■ Work instruction:
Each line of the data that includes "多和田叶子" must be copied.

■ Element data from apps and pages:

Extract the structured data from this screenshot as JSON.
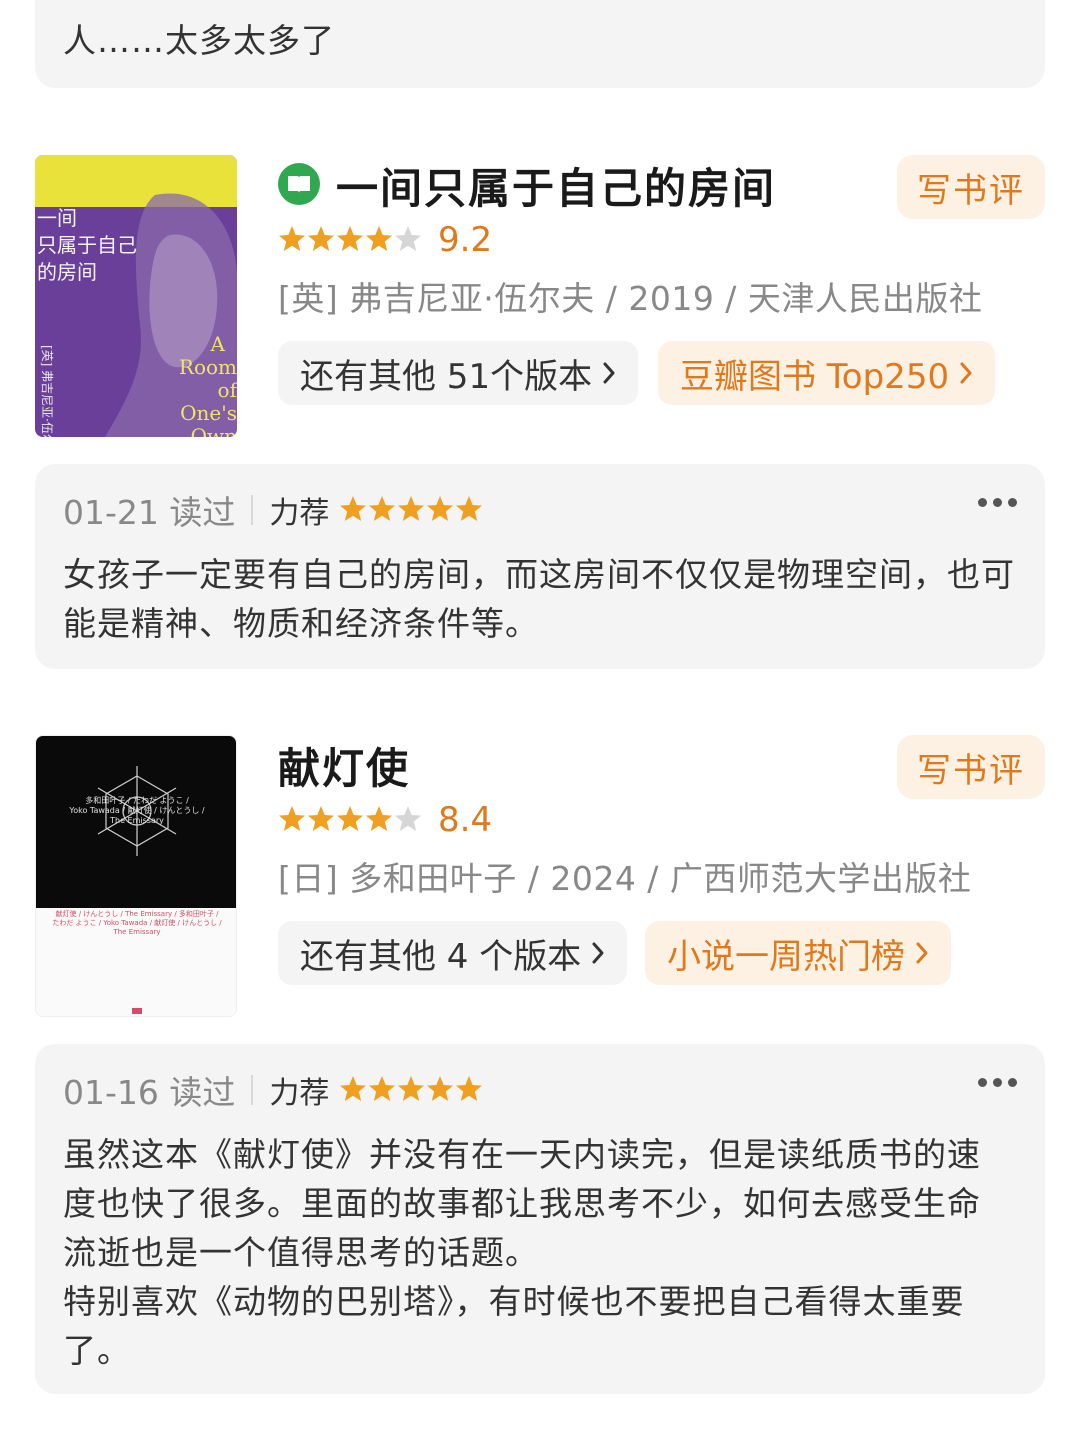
{
  "top_review": {
    "text": "人……太多太多了"
  },
  "books": [
    {
      "title": "一间只属于自己的房间",
      "ebook_icon": "book-icon",
      "rating": "9.2",
      "stars": 4.5,
      "meta": "[英] 弗吉尼亚·伍尔夫 / 2019 / 天津人民出版社",
      "write_review": "写书评",
      "editions": "还有其他 51个版本",
      "rank": "豆瓣图书 Top250",
      "cover": {
        "title_lines": [
          "一间",
          "只属于自己",
          "的房间"
        ],
        "en_lines": [
          "A",
          "Room",
          "of",
          "One's",
          "Own"
        ],
        "side_text": "[英] 弗吉尼亚·伍尔夫",
        "bg_top": "#e8e23a",
        "bg_main": "#6a3f9a"
      },
      "review": {
        "date": "01-21 读过",
        "rec": "力荐",
        "stars": 5,
        "text": "女孩子一定要有自己的房间，而这房间不仅仅是物理空间，也可能是精神、物质和经济条件等。"
      }
    },
    {
      "title": "献灯使",
      "rating": "8.4",
      "stars": 4,
      "meta": "[日] 多和田叶子 / 2024 / 广西师范大学出版社",
      "write_review": "写书评",
      "editions": "还有其他 4 个版本",
      "rank": "小说一周热门榜",
      "cover": {
        "line1": "多和田叶子 / たわだ ようこ /",
        "line2": "Yoko Tawada / 献灯使 / けんとうし /",
        "line3": "The Emissary",
        "line4": "献灯使 / けんとうし / The Emissary / 多和田叶子 /",
        "line5": "たわだ ようこ / Yoko Tawada / 献灯使 / けんとうし /",
        "line6": "The Emissary"
      },
      "review": {
        "date": "01-16 读过",
        "rec": "力荐",
        "stars": 5,
        "text_lines": [
          "虽然这本《献灯使》并没有在一天内读完，但是读纸质书的速",
          "度也快了很多。里面的故事都让我思考不少，如何去感受生命",
          "流逝也是一个值得思考的话题。",
          "特别喜欢《动物的巴别塔》，有时候也不要把自己看得太重要",
          "了。"
        ]
      }
    }
  ],
  "colors": {
    "accent": "#e0791c",
    "star": "#f0a020",
    "star_empty": "#d6d6d6",
    "ebook_green": "#2fa84f"
  }
}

■ Finished exercise:
      "meta": "[日] 多和田叶子 / 2024 / 广西师范大学出版社",
        "line1": "多和田叶子 / たわだ ようこ /",
        "line4": "献灯使 / けんとうし / The Emissary / 多和田叶子 /",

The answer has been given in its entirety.